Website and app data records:
=-=-=
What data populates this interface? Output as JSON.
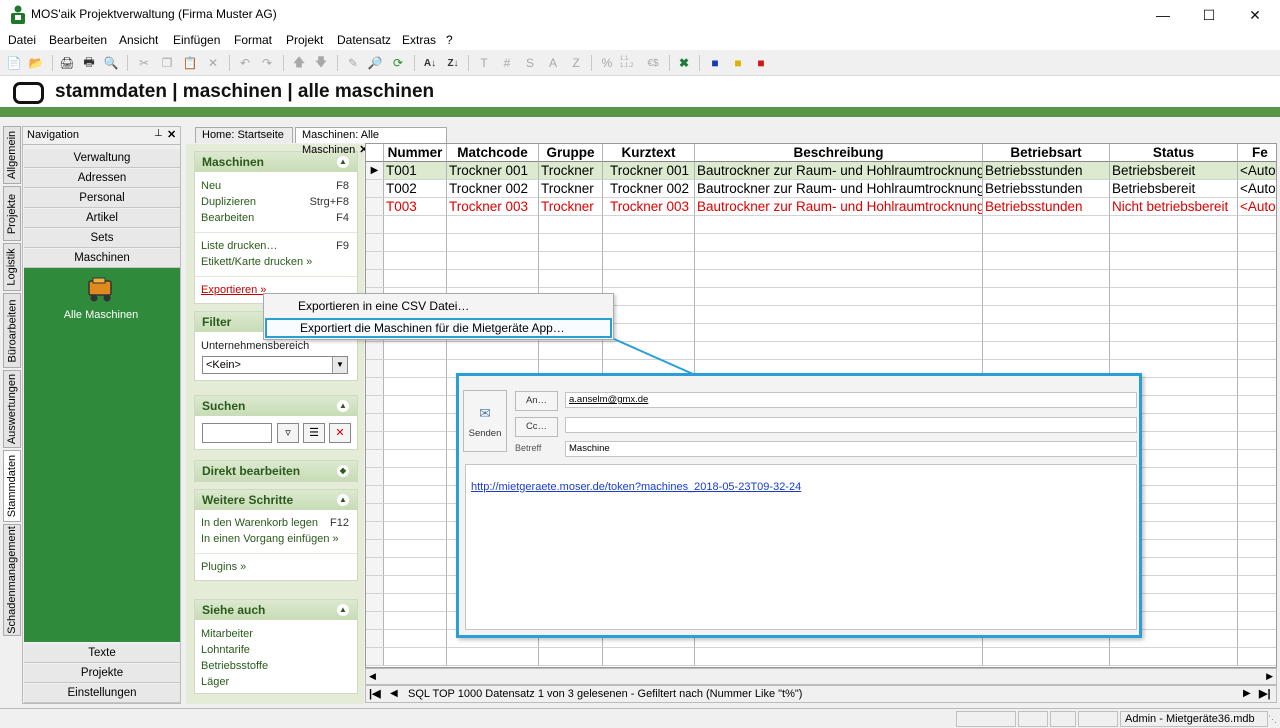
{
  "window": {
    "title": "MOS'aik Projektverwaltung (Firma Muster AG)"
  },
  "menu": [
    "Datei",
    "Bearbeiten",
    "Ansicht",
    "Einfügen",
    "Format",
    "Projekt",
    "Datensatz",
    "Extras",
    "?"
  ],
  "toolbar": {
    "text_icons": [
      "T",
      "#",
      "S",
      "A",
      "Z",
      "%",
      "1.1 1.1.2",
      "€$"
    ]
  },
  "header": {
    "title": "stammdaten | maschinen | alle maschinen"
  },
  "lefttabs": [
    "Allgemein",
    "Projekte",
    "Logistik",
    "Büroarbeiten",
    "Auswertungen",
    "Stammdaten",
    "Schadenmanagement"
  ],
  "navigation": {
    "title": "Navigation",
    "pin": "⊥",
    "close": "✕",
    "top_buttons": [
      "Verwaltung",
      "Adressen",
      "Personal",
      "Artikel",
      "Sets",
      "Maschinen"
    ],
    "bottom_buttons": [
      "Texte",
      "Projekte",
      "Einstellungen"
    ],
    "item_label": "Alle Maschinen"
  },
  "taskpane": {
    "maschinen": {
      "title": "Maschinen",
      "items": [
        {
          "label": "Neu",
          "key": "F8"
        },
        {
          "label": "Duplizieren",
          "key": "Strg+F8"
        },
        {
          "label": "Bearbeiten",
          "key": "F4"
        },
        {
          "label": "Liste drucken…",
          "key": "F9"
        },
        {
          "label": "Etikett/Karte drucken »",
          "key": ""
        },
        {
          "label": "Exportieren »",
          "key": ""
        }
      ]
    },
    "filter": {
      "title": "Filter",
      "field_label": "Unternehmensbereich",
      "select_value": "<Kein>"
    },
    "suchen": {
      "title": "Suchen",
      "input_value": ""
    },
    "direkt": {
      "title": "Direkt bearbeiten"
    },
    "weitere": {
      "title": "Weitere Schritte",
      "items": [
        {
          "label": "In den Warenkorb legen",
          "key": "F12"
        },
        {
          "label": "In einen Vorgang einfügen »",
          "key": ""
        },
        {
          "label": "Plugins »",
          "key": ""
        }
      ]
    },
    "siehe": {
      "title": "Siehe auch",
      "items": [
        "Mitarbeiter",
        "Lohntarife",
        "Betriebsstoffe",
        "Läger"
      ]
    }
  },
  "tabs": [
    "Home: Startseite",
    "Maschinen: Alle Maschinen"
  ],
  "grid": {
    "columns": [
      "Nummer",
      "Matchcode",
      "Gruppe",
      "Kurztext",
      "Beschreibung",
      "Betriebsart",
      "Status",
      "Fe"
    ],
    "rows": [
      [
        "T001",
        "Trockner 001",
        "Trockner",
        "Trockner 001",
        "Bautrockner zur Raum- und Hohlraumtrocknung",
        "Betriebsstunden",
        "Betriebsbereit",
        "<Auto"
      ],
      [
        "T002",
        "Trockner 002",
        "Trockner",
        "Trockner 002",
        "Bautrockner zur Raum- und Hohlraumtrocknung",
        "Betriebsstunden",
        "Betriebsbereit",
        "<Auto"
      ],
      [
        "T003",
        "Trockner 003",
        "Trockner",
        "Trockner 003",
        "Bautrockner zur Raum- und Hohlraumtrocknung",
        "Betriebsstunden",
        "Nicht betriebsbereit",
        "<Auto"
      ]
    ],
    "row_colors": [
      "#000000",
      "#000000",
      "#e00000"
    ],
    "selected_row_bg": "#dcebd0"
  },
  "contextmenu": {
    "items": [
      "Exportieren in eine CSV Datei…",
      "Exportiert die Maschinen für die Mietgeräte App…"
    ],
    "accent": "#2a9fd6"
  },
  "email": {
    "send_label": "Senden",
    "to_button": "An…",
    "cc_button": "Cc…",
    "subject_label": "Betreff",
    "to_value": "a.anselm@gmx.de",
    "cc_value": "",
    "subject_value": "Maschine",
    "body_link": "http://mietgeraete.moser.de/token?machines_2018-05-23T09-32-24"
  },
  "navbar": {
    "status_text": "SQL TOP 1000 Datensatz 1 von 3 gelesenen - Gefiltert nach (Nummer Like \"t%\")"
  },
  "statusbar": {
    "right_text": "Admin - Mietgeräte36.mdb"
  }
}
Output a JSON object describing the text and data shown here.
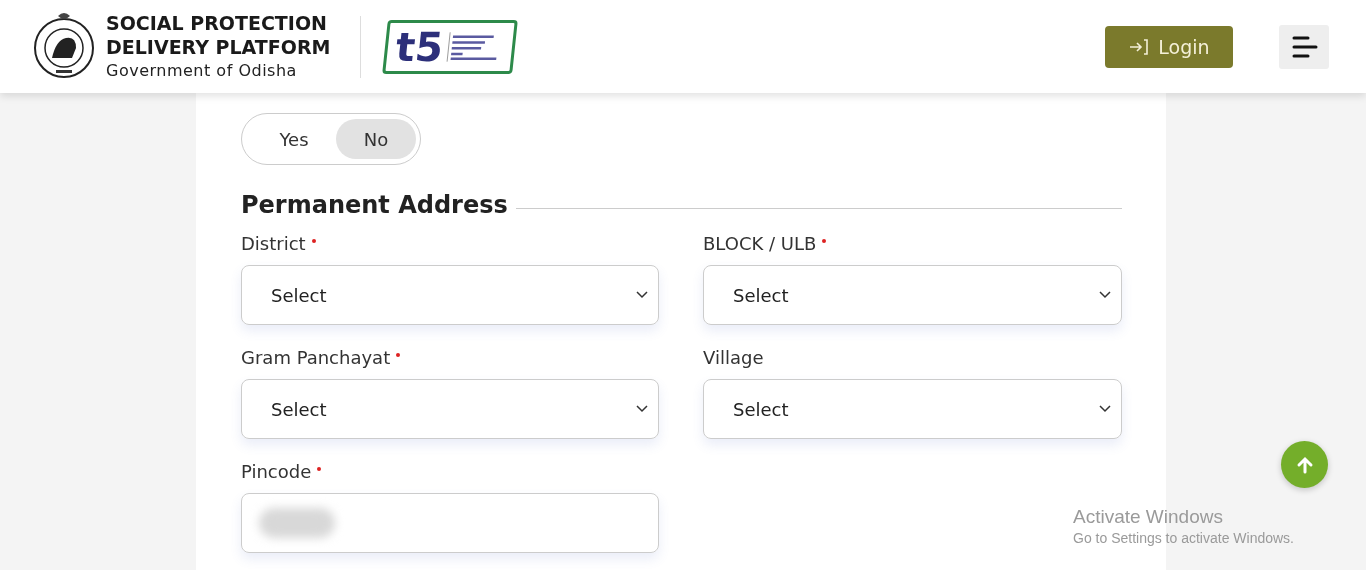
{
  "header": {
    "title_line_1": "SOCIAL PROTECTION",
    "title_line_2": "DELIVERY PLATFORM",
    "subtitle": "Government of Odisha",
    "partner_logo_text": "t5",
    "login_button": "Login"
  },
  "toggle": {
    "options": [
      {
        "label": "Yes",
        "selected": false
      },
      {
        "label": "No",
        "selected": true
      }
    ]
  },
  "section_title": "Permanent Address",
  "fields": [
    {
      "label": "District",
      "required": true,
      "kind": "select",
      "value": "Select"
    },
    {
      "label": "BLOCK / ULB",
      "required": true,
      "kind": "select",
      "value": "Select"
    },
    {
      "label": "Gram Panchayat",
      "required": true,
      "kind": "select",
      "value": "Select"
    },
    {
      "label": "Village",
      "required": false,
      "kind": "select",
      "value": "Select"
    },
    {
      "label": "Pincode",
      "required": true,
      "kind": "text",
      "redacted": true
    }
  ],
  "os_notice": {
    "title": "Activate Windows",
    "message": "Go to Settings to activate Windows."
  }
}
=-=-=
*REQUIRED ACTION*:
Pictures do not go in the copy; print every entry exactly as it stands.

*RESULT FOR THIS EXERCISE*:
What data populates this interface? Output as JSON.
{
  "window": {
    "title": "MOS'aik Projektverwaltung (Firma Muster AG)"
  },
  "menu": [
    "Datei",
    "Bearbeiten",
    "Ansicht",
    "Einfügen",
    "Format",
    "Projekt",
    "Datensatz",
    "Extras",
    "?"
  ],
  "toolbar": {
    "text_icons": [
      "T",
      "#",
      "S",
      "A",
      "Z",
      "%",
      "1.1 1.1.2",
      "€$"
    ]
  },
  "header": {
    "title": "stammdaten | maschinen | alle maschinen"
  },
  "lefttabs": [
    "Allgemein",
    "Projekte",
    "Logistik",
    "Büroarbeiten",
    "Auswertungen",
    "Stammdaten",
    "Schadenmanagement"
  ],
  "navigation": {
    "title": "Navigation",
    "pin": "⊥",
    "close": "✕",
    "top_buttons": [
      "Verwaltung",
      "Adressen",
      "Personal",
      "Artikel",
      "Sets",
      "Maschinen"
    ],
    "bottom_buttons": [
      "Texte",
      "Projekte",
      "Einstellungen"
    ],
    "item_label": "Alle Maschinen"
  },
  "taskpane": {
    "maschinen": {
      "title": "Maschinen",
      "items": [
        {
          "label": "Neu",
          "key": "F8"
        },
        {
          "label": "Duplizieren",
          "key": "Strg+F8"
        },
        {
          "label": "Bearbeiten",
          "key": "F4"
        },
        {
          "label": "Liste drucken…",
          "key": "F9"
        },
        {
          "label": "Etikett/Karte drucken »",
          "key": ""
        },
        {
          "label": "Exportieren »",
          "key": ""
        }
      ]
    },
    "filter": {
      "title": "Filter",
      "field_label": "Unternehmensbereich",
      "select_value": "<Kein>"
    },
    "suchen": {
      "title": "Suchen",
      "input_value": ""
    },
    "direkt": {
      "title": "Direkt bearbeiten"
    },
    "weitere": {
      "title": "Weitere Schritte",
      "items": [
        {
          "label": "In den Warenkorb legen",
          "key": "F12"
        },
        {
          "label": "In einen Vorgang einfügen »",
          "key": ""
        },
        {
          "label": "Plugins »",
          "key": ""
        }
      ]
    },
    "siehe": {
      "title": "Siehe auch",
      "items": [
        "Mitarbeiter",
        "Lohntarife",
        "Betriebsstoffe",
        "Läger"
      ]
    }
  },
  "tabs": [
    "Home: Startseite",
    "Maschinen: Alle Maschinen"
  ],
  "grid": {
    "columns": [
      "Nummer",
      "Matchcode",
      "Gruppe",
      "Kurztext",
      "Beschreibung",
      "Betriebsart",
      "Status",
      "Fe"
    ],
    "rows": [
      [
        "T001",
        "Trockner 001",
        "Trockner",
        "Trockner 001",
        "Bautrockner zur Raum- und Hohlraumtrocknung",
        "Betriebsstunden",
        "Betriebsbereit",
        "<Auto"
      ],
      [
        "T002",
        "Trockner 002",
        "Trockner",
        "Trockner 002",
        "Bautrockner zur Raum- und Hohlraumtrocknung",
        "Betriebsstunden",
        "Betriebsbereit",
        "<Auto"
      ],
      [
        "T003",
        "Trockner 003",
        "Trockner",
        "Trockner 003",
        "Bautrockner zur Raum- und Hohlraumtrocknung",
        "Betriebsstunden",
        "Nicht betriebsbereit",
        "<Auto"
      ]
    ],
    "row_colors": [
      "#000000",
      "#000000",
      "#e00000"
    ],
    "selected_row_bg": "#dcebd0"
  },
  "contextmenu": {
    "items": [
      "Exportieren in eine CSV Datei…",
      "Exportiert die Maschinen für die Mietgeräte App…"
    ],
    "accent": "#2a9fd6"
  },
  "email": {
    "send_label": "Senden",
    "to_button": "An…",
    "cc_button": "Cc…",
    "subject_label": "Betreff",
    "to_value": "a.anselm@gmx.de",
    "cc_value": "",
    "subject_value": "Maschine",
    "body_link": "http://mietgeraete.moser.de/token?machines_2018-05-23T09-32-24"
  },
  "navbar": {
    "status_text": "SQL TOP 1000 Datensatz 1 von 3 gelesenen - Gefiltert nach (Nummer Like \"t%\")"
  },
  "statusbar": {
    "right_text": "Admin - Mietgeräte36.mdb"
  }
}
Output a JSON object describing the text and data shown here.
{
  "header": {
    "title_line_1": "SOCIAL PROTECTION",
    "title_line_2": "DELIVERY PLATFORM",
    "subtitle": "Government of Odisha",
    "partner_logo_text": "t5",
    "login_button": "Login"
  },
  "toggle": {
    "options": [
      {
        "label": "Yes",
        "selected": false
      },
      {
        "label": "No",
        "selected": true
      }
    ]
  },
  "section_title": "Permanent Address",
  "fields": [
    {
      "label": "District",
      "required": true,
      "kind": "select",
      "value": "Select"
    },
    {
      "label": "BLOCK / ULB",
      "required": true,
      "kind": "select",
      "value": "Select"
    },
    {
      "label": "Gram Panchayat",
      "required": true,
      "kind": "select",
      "value": "Select"
    },
    {
      "label": "Village",
      "required": false,
      "kind": "select",
      "value": "Select"
    },
    {
      "label": "Pincode",
      "required": true,
      "kind": "text",
      "redacted": true
    }
  ],
  "os_notice": {
    "title": "Activate Windows",
    "message": "Go to Settings to activate Windows."
  }
}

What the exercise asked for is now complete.